**** The data
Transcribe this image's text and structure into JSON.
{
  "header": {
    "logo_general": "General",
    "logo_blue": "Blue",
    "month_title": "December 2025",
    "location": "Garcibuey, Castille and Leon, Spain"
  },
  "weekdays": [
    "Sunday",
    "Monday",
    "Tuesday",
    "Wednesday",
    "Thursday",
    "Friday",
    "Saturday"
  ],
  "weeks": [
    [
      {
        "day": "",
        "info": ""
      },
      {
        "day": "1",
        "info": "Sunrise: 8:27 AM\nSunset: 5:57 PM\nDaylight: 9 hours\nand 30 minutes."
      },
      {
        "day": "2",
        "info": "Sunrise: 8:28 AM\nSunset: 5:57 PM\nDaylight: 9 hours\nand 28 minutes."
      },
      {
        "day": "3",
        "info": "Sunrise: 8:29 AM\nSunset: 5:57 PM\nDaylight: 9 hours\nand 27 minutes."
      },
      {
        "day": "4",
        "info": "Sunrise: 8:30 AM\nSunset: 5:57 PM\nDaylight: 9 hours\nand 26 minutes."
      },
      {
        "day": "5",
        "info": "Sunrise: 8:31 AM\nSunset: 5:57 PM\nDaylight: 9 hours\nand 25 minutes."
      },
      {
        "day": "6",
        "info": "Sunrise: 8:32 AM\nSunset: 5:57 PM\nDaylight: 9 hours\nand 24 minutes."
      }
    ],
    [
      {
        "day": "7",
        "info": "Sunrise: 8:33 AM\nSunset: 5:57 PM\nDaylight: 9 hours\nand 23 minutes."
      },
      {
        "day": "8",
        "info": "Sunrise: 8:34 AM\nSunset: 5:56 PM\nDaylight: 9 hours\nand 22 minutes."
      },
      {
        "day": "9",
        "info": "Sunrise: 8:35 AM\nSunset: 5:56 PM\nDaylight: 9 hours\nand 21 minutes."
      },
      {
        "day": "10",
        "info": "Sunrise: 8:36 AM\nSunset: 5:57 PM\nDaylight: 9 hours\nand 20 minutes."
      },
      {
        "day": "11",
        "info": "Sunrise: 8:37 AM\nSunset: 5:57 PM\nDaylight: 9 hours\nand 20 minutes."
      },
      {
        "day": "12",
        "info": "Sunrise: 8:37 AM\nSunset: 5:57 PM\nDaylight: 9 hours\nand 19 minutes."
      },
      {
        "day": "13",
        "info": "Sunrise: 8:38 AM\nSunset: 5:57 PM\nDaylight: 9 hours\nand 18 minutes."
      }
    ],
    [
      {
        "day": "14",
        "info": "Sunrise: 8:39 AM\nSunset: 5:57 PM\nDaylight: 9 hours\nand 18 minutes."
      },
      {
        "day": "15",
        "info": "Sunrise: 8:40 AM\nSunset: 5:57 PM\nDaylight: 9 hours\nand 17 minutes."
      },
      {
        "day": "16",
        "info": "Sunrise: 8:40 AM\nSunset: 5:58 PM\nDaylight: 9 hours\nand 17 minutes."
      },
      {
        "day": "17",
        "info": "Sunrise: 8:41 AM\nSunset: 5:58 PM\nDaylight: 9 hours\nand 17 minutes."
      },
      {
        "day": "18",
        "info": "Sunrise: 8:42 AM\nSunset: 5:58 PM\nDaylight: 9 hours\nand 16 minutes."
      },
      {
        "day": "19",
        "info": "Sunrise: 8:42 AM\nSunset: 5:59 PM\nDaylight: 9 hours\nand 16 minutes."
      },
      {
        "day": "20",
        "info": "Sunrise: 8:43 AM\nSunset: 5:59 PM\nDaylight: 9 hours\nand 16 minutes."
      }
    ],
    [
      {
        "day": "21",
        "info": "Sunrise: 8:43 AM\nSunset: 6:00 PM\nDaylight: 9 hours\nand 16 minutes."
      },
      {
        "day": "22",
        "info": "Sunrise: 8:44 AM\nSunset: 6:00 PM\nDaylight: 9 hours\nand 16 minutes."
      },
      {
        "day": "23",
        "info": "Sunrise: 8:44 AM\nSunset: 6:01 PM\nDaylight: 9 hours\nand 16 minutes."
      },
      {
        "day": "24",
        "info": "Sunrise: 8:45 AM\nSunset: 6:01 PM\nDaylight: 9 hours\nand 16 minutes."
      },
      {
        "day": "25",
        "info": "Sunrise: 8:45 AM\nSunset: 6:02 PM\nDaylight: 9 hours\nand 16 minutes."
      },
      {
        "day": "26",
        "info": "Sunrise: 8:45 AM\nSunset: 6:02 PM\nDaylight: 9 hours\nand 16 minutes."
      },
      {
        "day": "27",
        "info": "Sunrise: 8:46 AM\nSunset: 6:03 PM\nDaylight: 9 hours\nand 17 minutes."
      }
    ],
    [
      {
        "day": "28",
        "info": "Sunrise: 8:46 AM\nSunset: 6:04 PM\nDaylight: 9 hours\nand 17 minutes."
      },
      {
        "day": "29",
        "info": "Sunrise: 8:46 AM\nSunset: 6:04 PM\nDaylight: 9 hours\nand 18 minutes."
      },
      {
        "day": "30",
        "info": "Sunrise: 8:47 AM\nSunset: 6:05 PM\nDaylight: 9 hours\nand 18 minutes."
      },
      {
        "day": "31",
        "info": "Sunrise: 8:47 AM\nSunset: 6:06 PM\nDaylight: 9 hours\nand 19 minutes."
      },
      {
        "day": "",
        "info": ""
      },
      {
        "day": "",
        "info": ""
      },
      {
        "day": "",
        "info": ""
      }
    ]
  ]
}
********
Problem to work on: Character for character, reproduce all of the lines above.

Answer section:
Transcribe this image's text and structure into JSON.
{
  "header": {
    "logo_general": "General",
    "logo_blue": "Blue",
    "month_title": "December 2025",
    "location": "Garcibuey, Castille and Leon, Spain"
  },
  "weekdays": [
    "Sunday",
    "Monday",
    "Tuesday",
    "Wednesday",
    "Thursday",
    "Friday",
    "Saturday"
  ],
  "weeks": [
    [
      {
        "day": "",
        "info": ""
      },
      {
        "day": "1",
        "info": "Sunrise: 8:27 AM\nSunset: 5:57 PM\nDaylight: 9 hours\nand 30 minutes."
      },
      {
        "day": "2",
        "info": "Sunrise: 8:28 AM\nSunset: 5:57 PM\nDaylight: 9 hours\nand 28 minutes."
      },
      {
        "day": "3",
        "info": "Sunrise: 8:29 AM\nSunset: 5:57 PM\nDaylight: 9 hours\nand 27 minutes."
      },
      {
        "day": "4",
        "info": "Sunrise: 8:30 AM\nSunset: 5:57 PM\nDaylight: 9 hours\nand 26 minutes."
      },
      {
        "day": "5",
        "info": "Sunrise: 8:31 AM\nSunset: 5:57 PM\nDaylight: 9 hours\nand 25 minutes."
      },
      {
        "day": "6",
        "info": "Sunrise: 8:32 AM\nSunset: 5:57 PM\nDaylight: 9 hours\nand 24 minutes."
      }
    ],
    [
      {
        "day": "7",
        "info": "Sunrise: 8:33 AM\nSunset: 5:57 PM\nDaylight: 9 hours\nand 23 minutes."
      },
      {
        "day": "8",
        "info": "Sunrise: 8:34 AM\nSunset: 5:56 PM\nDaylight: 9 hours\nand 22 minutes."
      },
      {
        "day": "9",
        "info": "Sunrise: 8:35 AM\nSunset: 5:56 PM\nDaylight: 9 hours\nand 21 minutes."
      },
      {
        "day": "10",
        "info": "Sunrise: 8:36 AM\nSunset: 5:57 PM\nDaylight: 9 hours\nand 20 minutes."
      },
      {
        "day": "11",
        "info": "Sunrise: 8:37 AM\nSunset: 5:57 PM\nDaylight: 9 hours\nand 20 minutes."
      },
      {
        "day": "12",
        "info": "Sunrise: 8:37 AM\nSunset: 5:57 PM\nDaylight: 9 hours\nand 19 minutes."
      },
      {
        "day": "13",
        "info": "Sunrise: 8:38 AM\nSunset: 5:57 PM\nDaylight: 9 hours\nand 18 minutes."
      }
    ],
    [
      {
        "day": "14",
        "info": "Sunrise: 8:39 AM\nSunset: 5:57 PM\nDaylight: 9 hours\nand 18 minutes."
      },
      {
        "day": "15",
        "info": "Sunrise: 8:40 AM\nSunset: 5:57 PM\nDaylight: 9 hours\nand 17 minutes."
      },
      {
        "day": "16",
        "info": "Sunrise: 8:40 AM\nSunset: 5:58 PM\nDaylight: 9 hours\nand 17 minutes."
      },
      {
        "day": "17",
        "info": "Sunrise: 8:41 AM\nSunset: 5:58 PM\nDaylight: 9 hours\nand 17 minutes."
      },
      {
        "day": "18",
        "info": "Sunrise: 8:42 AM\nSunset: 5:58 PM\nDaylight: 9 hours\nand 16 minutes."
      },
      {
        "day": "19",
        "info": "Sunrise: 8:42 AM\nSunset: 5:59 PM\nDaylight: 9 hours\nand 16 minutes."
      },
      {
        "day": "20",
        "info": "Sunrise: 8:43 AM\nSunset: 5:59 PM\nDaylight: 9 hours\nand 16 minutes."
      }
    ],
    [
      {
        "day": "21",
        "info": "Sunrise: 8:43 AM\nSunset: 6:00 PM\nDaylight: 9 hours\nand 16 minutes."
      },
      {
        "day": "22",
        "info": "Sunrise: 8:44 AM\nSunset: 6:00 PM\nDaylight: 9 hours\nand 16 minutes."
      },
      {
        "day": "23",
        "info": "Sunrise: 8:44 AM\nSunset: 6:01 PM\nDaylight: 9 hours\nand 16 minutes."
      },
      {
        "day": "24",
        "info": "Sunrise: 8:45 AM\nSunset: 6:01 PM\nDaylight: 9 hours\nand 16 minutes."
      },
      {
        "day": "25",
        "info": "Sunrise: 8:45 AM\nSunset: 6:02 PM\nDaylight: 9 hours\nand 16 minutes."
      },
      {
        "day": "26",
        "info": "Sunrise: 8:45 AM\nSunset: 6:02 PM\nDaylight: 9 hours\nand 16 minutes."
      },
      {
        "day": "27",
        "info": "Sunrise: 8:46 AM\nSunset: 6:03 PM\nDaylight: 9 hours\nand 17 minutes."
      }
    ],
    [
      {
        "day": "28",
        "info": "Sunrise: 8:46 AM\nSunset: 6:04 PM\nDaylight: 9 hours\nand 17 minutes."
      },
      {
        "day": "29",
        "info": "Sunrise: 8:46 AM\nSunset: 6:04 PM\nDaylight: 9 hours\nand 18 minutes."
      },
      {
        "day": "30",
        "info": "Sunrise: 8:47 AM\nSunset: 6:05 PM\nDaylight: 9 hours\nand 18 minutes."
      },
      {
        "day": "31",
        "info": "Sunrise: 8:47 AM\nSunset: 6:06 PM\nDaylight: 9 hours\nand 19 minutes."
      },
      {
        "day": "",
        "info": ""
      },
      {
        "day": "",
        "info": ""
      },
      {
        "day": "",
        "info": ""
      }
    ]
  ]
}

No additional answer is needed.